This isn’t an attack on technical CISOs. Their focus on patching critical technical vulnerabilities is paramount, but they are ultimately accountable for reducing cyber-exposure for their users, ensuring that the business has the right processes in place and that users have the basic tools at their disposal, enabling them to behave securely while remaining productive. Training their users is only the starting point, as most workers simply don’t have the capacity to think about security and keeping the company safe – they are busy enough with their own jobs to have to take on the extra burden of cybersecurity.

Changing security culture

We need to change our culture from one of elitism to one of inclusion. Expanding the talent pool and filling our talent gap means finding defenders outside the tech community. Let's stop being science, technology, engineering, and mathematics snobs and start to think outside of the box a little. One untapped resource for us is neurodiversity, which is simply the different ways the brain is wired. They can bring new perspectives to a company’s security stance – they solve problems in different ways. We are also increasingly seeing psychology being brought into cybersecurity, especially in the way we are training and communicating with users. I welcome these steps and would encourage the industry to keep thinking in this way. We must be open to considering potential and not just expertise when we hire.

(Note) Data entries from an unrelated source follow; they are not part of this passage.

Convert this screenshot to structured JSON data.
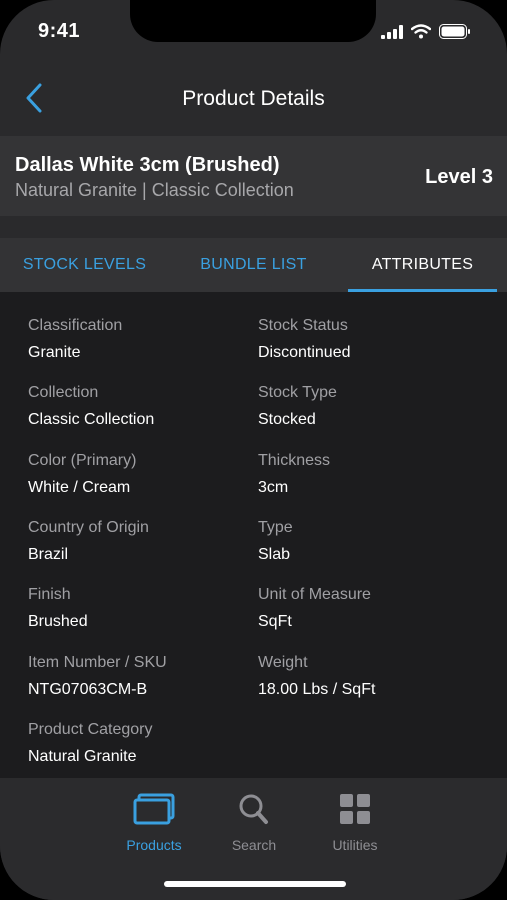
{
  "status": {
    "time": "9:41"
  },
  "nav": {
    "title": "Product Details"
  },
  "product": {
    "name": "Dallas White 3cm (Brushed)",
    "subtitle": "Natural Granite | Classic Collection",
    "level": "Level 3"
  },
  "tabs": [
    "STOCK LEVELS",
    "BUNDLE LIST",
    "ATTRIBUTES"
  ],
  "attributes": [
    {
      "label": "Classification",
      "value": "Granite"
    },
    {
      "label": "Stock Status",
      "value": "Discontinued"
    },
    {
      "label": "Collection",
      "value": "Classic Collection"
    },
    {
      "label": "Stock Type",
      "value": "Stocked"
    },
    {
      "label": "Color (Primary)",
      "value": "White / Cream"
    },
    {
      "label": "Thickness",
      "value": "3cm"
    },
    {
      "label": "Country of Origin",
      "value": "Brazil"
    },
    {
      "label": "Type",
      "value": "Slab"
    },
    {
      "label": "Finish",
      "value": "Brushed"
    },
    {
      "label": "Unit of Measure",
      "value": "SqFt"
    },
    {
      "label": "Item Number / SKU",
      "value": "NTG07063CM-B"
    },
    {
      "label": "Weight",
      "value": "18.00 Lbs / SqFt"
    },
    {
      "label": "Product Category",
      "value": "Natural Granite"
    }
  ],
  "tabbar": [
    {
      "label": "Products",
      "icon": "products-icon",
      "active": true
    },
    {
      "label": "Search",
      "icon": "search-icon",
      "active": false
    },
    {
      "label": "Utilities",
      "icon": "grid-icon",
      "active": false
    }
  ],
  "colors": {
    "accent": "#3aa0e0",
    "background": "#1c1c1e",
    "header": "#343436"
  }
}
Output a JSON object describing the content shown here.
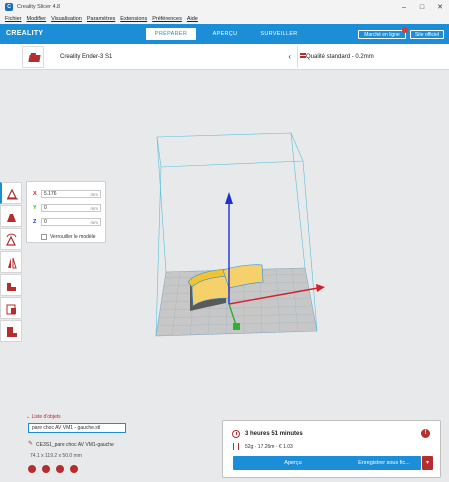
{
  "window": {
    "title": "Creality Slicer 4.8",
    "app_icon": "C"
  },
  "menu": [
    "Fichier",
    "Modifier",
    "Visualisation",
    "Paramètres",
    "Extensions",
    "Préférences",
    "Aide"
  ],
  "header": {
    "logo": "CREALITY",
    "tabs": [
      {
        "label": "PRÉPARER",
        "active": true
      },
      {
        "label": "APERÇU",
        "active": false
      },
      {
        "label": "SURVEILLER",
        "active": false
      }
    ],
    "marketplace_label": "Marché en ligne",
    "signin_label": "Site officiel",
    "accent": "#1c8ed8",
    "notification_color": "#e03b2a"
  },
  "printerbar": {
    "printer": "Creality Ender-3 S1",
    "quality": "Qualité standard - 0.2mm"
  },
  "move_panel": {
    "x": {
      "label": "X",
      "value": "5.176",
      "unit": "mm"
    },
    "y": {
      "label": "Y",
      "value": "0",
      "unit": "mm"
    },
    "z": {
      "label": "Z",
      "value": "0",
      "unit": "mm"
    },
    "drop_label": "Verrouiller le modèle"
  },
  "object_list": {
    "header": "Liste d'objets",
    "item": "pare choc AV VM1 - gauche.stl",
    "name": "CE3S1_pare choc AV VM1-gauche",
    "dims": "74.1 x 119.2 x 50.0 mm"
  },
  "job": {
    "time": "3 heures 51 minutes",
    "material": "52g · 17.26m · € 1.03",
    "preview_label": "Aperçu",
    "save_label": "Enregistrer sous fic..."
  }
}
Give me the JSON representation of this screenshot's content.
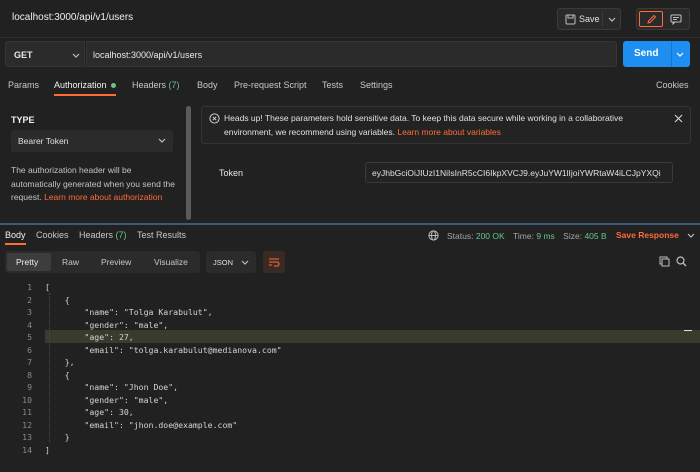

Let's create a culture of pragmatism. I am not saying we need to shift our focus from tech or lower our technical security standards, but we should be taking care of the basic issues like tools for information classification, multifactor authentication and easy to use encryption first. Building a best in breed SOC that puts three monitors on the desk of each security analyst may make us feel like technical wizards, but it will never be enough to keep up with the velocity of cyber-threats if we haven’t got the basics right first.

If we want to build sustainable cybersecurity and win the war, we must reorganise our defences and rethink our culture as defenders. We have to go beyond just talking about it and be true to the concept of cybersecurity being People, Process and Technology, in this exact order. For too long we have prioritised the Technology and Process elements of security, whilst People have been neglected, despite accounting for the vast majority of security incidents.

To address the People component, we need a dramatic shift in how we think about security – instead of blaming users, listen to them; hire people that bring something new to the table and challenge the traditional way of thinking. We have to throw off the broken, outdated practices and policies that have continuously failed us and understand that training users is only the starting point, not the answer to all our problems.

Flavius Plesu, founder and CEO, OutThink